To help ease this discomfort and heal your baby’s skin, follow these steps:
Remove your baby from the source of the burn.
Flush the area with cool water.
Loosely wrap the affected area with gauze to prevent an infection.
More severe burns — such as second- and third-degree burns — can cause injury beneath the skin and sometimes even lead to difficulty breathing. Call 9-1-1 right away if you suspect the burn is severe, especially for electrical, chemical, and fire burns.
Baby First Aid: Poisoning
Babies are curious and can sometimes get into harmful substances. If your baby ingests medicines, cleaning products, or any other chemical, call the American Association of Poison Control Centers (AAPCC). Add this number to your speed dial: 1-800-222-1222.
Have the below information handy when placing a call to AAPCC:
Name of the ingested product
Ingredients of the ingested product
How much of the ingested product is missing from the original bottle
Time of incident
Your baby may not show any symptoms of a reaction after ingesting a harmful product. Still, call AAPCC. Sometimes your baby may begin to vomit the substance. If this happens, collect a sample of the vomited material just in case the doctors need to run tests.
Don’t let this alarm you! We want you to be informed, but just know that most calls to the AAPCC are nothing more than precautionary measures to ensure that your baby is safe and healthy.
Baby First Aid: Choking
Choking occurs when your baby’s airway is blocked. If your child is coughing while choking, this is a good sign that some air is able to get into their lungs. Watch your baby’s reflexes carefully as their body tries to dislodge the object on its own through coughing.
It’s time to step in if your baby doesn’t cough up the object right away. Have someone call 9-1-1 while you administer CPR. Take a look at how to perform infant CPR since it’s different than your typical CPR procedures:
Position your baby facedown on your forearm and rest your arm on your thigh for support. (Support your baby’s chin with your hand. Make sure their head and neck are lower than their chest.)
Use the palm of your other hand to administer five back blows between the shoulder blades.
If your baby does not cough up the object, position them on their back on your forearm. (Again, support your baby’s head with your hand. Make sure their head and neck are lower than their chest.)
Give five chest compressions with your pointer and middle finger. (Pictured above)
Alternate between back blows and chest compressions until the object is dislodged.
Always follow up with a doctor if you have to perform CPR.
If your baby becomes unconscious after receiving infant CPR, give two rescue breaths. If you don’t see your baby’s chest rising, this means the airway is blocked.
Tilt your baby’s head back further, slightly lift their chin, and give two more slow rescue breaths.
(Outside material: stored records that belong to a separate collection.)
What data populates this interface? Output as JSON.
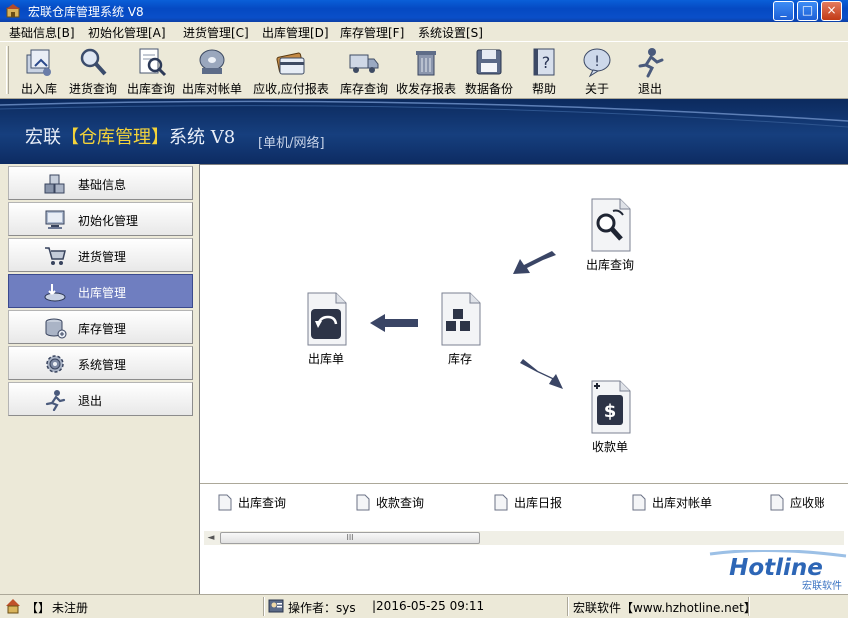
{
  "window": {
    "title": "宏联仓库管理系统 V8",
    "buttons": {
      "minimize": "_",
      "maximize": "□",
      "close": "×"
    }
  },
  "menu": {
    "items": [
      "基础信息[B]",
      "初始化管理[A]",
      "进货管理[C]",
      "出库管理[D]",
      "库存管理[F]",
      "系统设置[S]"
    ]
  },
  "toolbar": {
    "items": [
      {
        "label": "出入库",
        "icon": "in-out-icon"
      },
      {
        "label": "进货查询",
        "icon": "magnifier-icon"
      },
      {
        "label": "出库查询",
        "icon": "search-doc-icon"
      },
      {
        "label": "出库对帐单",
        "icon": "disk-drive-icon"
      },
      {
        "label": "应收,应付报表",
        "icon": "card-icon"
      },
      {
        "label": "库存查询",
        "icon": "truck-icon"
      },
      {
        "label": "收发存报表",
        "icon": "trash-bin-icon"
      },
      {
        "label": "数据备份",
        "icon": "floppy-icon"
      },
      {
        "label": "帮助",
        "icon": "help-book-icon"
      },
      {
        "label": "关于",
        "icon": "info-bubble-icon"
      },
      {
        "label": "退出",
        "icon": "running-man-icon"
      }
    ]
  },
  "banner": {
    "prefix": "宏联",
    "highlight": "【仓库管理】",
    "suffix": "系统  V8",
    "subtitle": "[单机/网络]"
  },
  "sidebar": {
    "items": [
      {
        "label": "基础信息",
        "icon": "boxes-icon",
        "active": false
      },
      {
        "label": "初始化管理",
        "icon": "monitor-icon",
        "active": false
      },
      {
        "label": "进货管理",
        "icon": "cart-icon",
        "active": false
      },
      {
        "label": "出库管理",
        "icon": "outbound-icon",
        "active": true
      },
      {
        "label": "库存管理",
        "icon": "storage-icon",
        "active": false
      },
      {
        "label": "系统管理",
        "icon": "gears-icon",
        "active": false
      },
      {
        "label": "退出",
        "icon": "running-man-icon",
        "active": false
      }
    ]
  },
  "diagram": {
    "nodes": {
      "out_query": "出库查询",
      "out_order": "出库单",
      "stock": "库存",
      "receipt": "收款单"
    }
  },
  "tabs": {
    "items": [
      "出库查询",
      "收款查询",
      "出库日报",
      "出库对帐单",
      "应收账"
    ],
    "scroll_grip": "III"
  },
  "logo": {
    "text": "Hotline",
    "sub": "宏联软件"
  },
  "status": {
    "icon_text": "【】",
    "registration": "未注册",
    "operator": "操作者：sys",
    "datetime": "|2016-05-25 09:11",
    "company": "宏联软件【www.hzhotline.net】"
  },
  "colors": {
    "title_bar": "#0a4fc9",
    "banner": "#163f7e",
    "banner_highlight": "#f3d33a",
    "active_nav": "#6f7ec0",
    "arrow": "#3a4565"
  }
}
If you still don’t see the chest rising, continue with chest compressions until help arrives.
Choking can be one of the scariest experiences for a parent, but attending a CPR class is the best way to be prepared for this situation. Make sure anyone who is a caregiver for your child is up to date in their infant CPR training.
Stay Calm And Be Proactive
The best course of action with any of the above instances is to stay calm. Be proactive by keeping the environment safe around you and your baby to avoid any injuries.
Stay up to date in your training of first aid and CPR. When you’re better informed, you’re more apt to remain calm, think quickly, and respond appropriately to the situation.
Use Mustela’s gentle skin products to keep your baby’s skin rash-free, and stay on top of the game with a secure environment to keep your little one safe and healthy. Now go enjoy your time with your baby!